Map of AsiaLast year, I was fortunate enough to spend four months living in Singapore while attending a local university. One of the classes I took discussed the huge variances among Asian countries and regions, areas often lumped together and deemed similar if not homogeneous. While I’m lucky to live in a very culturally diverse part of North America and like to think I have good cultural awareness (a quality strongly promoted by my home university), I was still surprised by the diversity both discussed in the classroom and experienced in daily life.

While the course I took covered a variety of regions including China, India, Vietnam, and obviously Singapore, among others, the professor made it very clear that this three-month course could really only offer a brief overview and basic understanding of each. Just within China alone there is huge cultural diversity from one region to the next, something that’s easy to forget or gloss over when talking about the country and its huge and continuously evolving consumer base. In Singapore itself, a very small country by most standards, you see huge cultural diversity even from one street to the next. While its population is ethnically diverse, Singapore also has its own unique flavor distinct from the backgrounds of its population.

The whole point of this course was to give students an awareness that not all Asian markets can be handled in the same, or even in a similar way. This goes beyond the rules and regulations for engaging in business ventures and differences in business etiquette. For a company or brand to be successful in a given Asian market, they have to do more than understand how this new customer base is different from that of their home market. They must also understand how each market within this new region is different from one another.

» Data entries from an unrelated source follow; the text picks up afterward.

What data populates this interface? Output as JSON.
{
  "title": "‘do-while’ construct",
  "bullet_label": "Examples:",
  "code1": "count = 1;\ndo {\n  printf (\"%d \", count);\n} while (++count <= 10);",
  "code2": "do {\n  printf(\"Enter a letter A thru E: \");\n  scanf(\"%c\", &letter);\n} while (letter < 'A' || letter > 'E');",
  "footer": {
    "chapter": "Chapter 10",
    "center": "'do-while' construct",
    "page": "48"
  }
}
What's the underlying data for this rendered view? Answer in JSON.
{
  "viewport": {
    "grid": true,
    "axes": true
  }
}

While this is not exactly a fresh topic, it’s one that’s important but easily overlooked or ignored, especially in lecture halls on the other side of the world.

–Perri Read, Junior Consultant